WORK TASK: Of the lines below, copy those that hold the word "item".

[Opening THE DATA section]

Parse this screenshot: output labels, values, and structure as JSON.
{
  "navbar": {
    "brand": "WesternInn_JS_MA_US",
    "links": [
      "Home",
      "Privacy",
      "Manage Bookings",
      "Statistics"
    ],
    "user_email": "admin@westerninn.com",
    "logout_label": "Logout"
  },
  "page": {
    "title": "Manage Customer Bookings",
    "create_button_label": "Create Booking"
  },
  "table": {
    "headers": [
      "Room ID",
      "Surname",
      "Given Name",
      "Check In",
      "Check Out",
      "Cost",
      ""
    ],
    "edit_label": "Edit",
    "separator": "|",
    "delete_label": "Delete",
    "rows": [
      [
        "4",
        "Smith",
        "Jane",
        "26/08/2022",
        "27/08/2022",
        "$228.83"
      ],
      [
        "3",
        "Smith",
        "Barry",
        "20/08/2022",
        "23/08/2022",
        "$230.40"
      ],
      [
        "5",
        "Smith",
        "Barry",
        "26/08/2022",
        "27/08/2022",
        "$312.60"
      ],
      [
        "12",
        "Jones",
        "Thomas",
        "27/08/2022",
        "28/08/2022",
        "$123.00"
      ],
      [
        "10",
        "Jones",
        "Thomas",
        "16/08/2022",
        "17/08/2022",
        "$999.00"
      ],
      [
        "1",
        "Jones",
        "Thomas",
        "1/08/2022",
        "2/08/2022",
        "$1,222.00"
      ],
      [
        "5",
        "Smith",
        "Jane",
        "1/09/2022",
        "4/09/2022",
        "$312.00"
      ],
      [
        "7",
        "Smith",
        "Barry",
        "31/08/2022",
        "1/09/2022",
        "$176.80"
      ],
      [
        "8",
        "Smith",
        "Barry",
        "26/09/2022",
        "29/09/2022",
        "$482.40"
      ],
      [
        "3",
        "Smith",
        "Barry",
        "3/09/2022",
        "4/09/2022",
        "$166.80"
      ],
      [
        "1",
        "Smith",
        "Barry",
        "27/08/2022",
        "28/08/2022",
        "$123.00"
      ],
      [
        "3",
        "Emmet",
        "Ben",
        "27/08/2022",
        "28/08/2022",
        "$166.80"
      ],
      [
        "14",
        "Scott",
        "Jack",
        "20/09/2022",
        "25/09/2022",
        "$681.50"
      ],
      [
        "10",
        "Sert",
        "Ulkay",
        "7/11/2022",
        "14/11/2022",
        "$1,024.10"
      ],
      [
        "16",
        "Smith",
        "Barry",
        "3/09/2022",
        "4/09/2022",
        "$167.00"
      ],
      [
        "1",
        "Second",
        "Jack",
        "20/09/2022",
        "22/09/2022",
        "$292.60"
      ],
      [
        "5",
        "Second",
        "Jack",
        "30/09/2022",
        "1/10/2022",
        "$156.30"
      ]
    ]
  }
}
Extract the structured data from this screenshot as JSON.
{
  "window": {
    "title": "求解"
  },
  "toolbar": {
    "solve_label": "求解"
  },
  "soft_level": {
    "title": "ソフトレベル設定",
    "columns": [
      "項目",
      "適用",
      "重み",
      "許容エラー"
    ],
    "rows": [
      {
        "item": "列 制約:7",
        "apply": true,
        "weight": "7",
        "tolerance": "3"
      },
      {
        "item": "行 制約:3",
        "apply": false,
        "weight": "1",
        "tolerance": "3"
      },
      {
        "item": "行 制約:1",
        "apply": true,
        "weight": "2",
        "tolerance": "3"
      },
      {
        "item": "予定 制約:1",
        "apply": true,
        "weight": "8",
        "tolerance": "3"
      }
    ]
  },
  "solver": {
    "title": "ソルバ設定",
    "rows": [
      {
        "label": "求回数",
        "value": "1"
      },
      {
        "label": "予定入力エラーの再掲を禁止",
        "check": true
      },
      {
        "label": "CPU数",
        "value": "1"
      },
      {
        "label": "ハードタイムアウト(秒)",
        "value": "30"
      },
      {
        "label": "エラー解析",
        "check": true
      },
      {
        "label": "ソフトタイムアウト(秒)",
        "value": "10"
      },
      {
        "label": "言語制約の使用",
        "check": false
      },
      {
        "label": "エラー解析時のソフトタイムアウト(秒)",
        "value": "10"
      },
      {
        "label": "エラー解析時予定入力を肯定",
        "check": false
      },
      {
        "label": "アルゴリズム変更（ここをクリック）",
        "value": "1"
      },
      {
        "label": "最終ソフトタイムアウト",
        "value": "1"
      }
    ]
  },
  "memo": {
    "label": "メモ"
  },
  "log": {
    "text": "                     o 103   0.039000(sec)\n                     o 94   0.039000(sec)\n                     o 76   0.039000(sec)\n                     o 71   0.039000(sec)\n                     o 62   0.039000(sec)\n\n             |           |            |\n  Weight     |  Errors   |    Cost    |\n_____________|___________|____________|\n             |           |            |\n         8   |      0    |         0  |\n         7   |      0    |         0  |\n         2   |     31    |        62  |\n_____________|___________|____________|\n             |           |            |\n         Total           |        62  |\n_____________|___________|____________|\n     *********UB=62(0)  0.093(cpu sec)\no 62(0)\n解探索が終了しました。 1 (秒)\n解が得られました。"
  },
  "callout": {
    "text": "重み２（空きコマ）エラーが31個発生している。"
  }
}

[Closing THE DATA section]

WRITTEN ANSWER:
        "item": "列 制約:7",
        "item": "行 制約:3",
        "item": "行 制約:1",
        "item": "予定 制約:1",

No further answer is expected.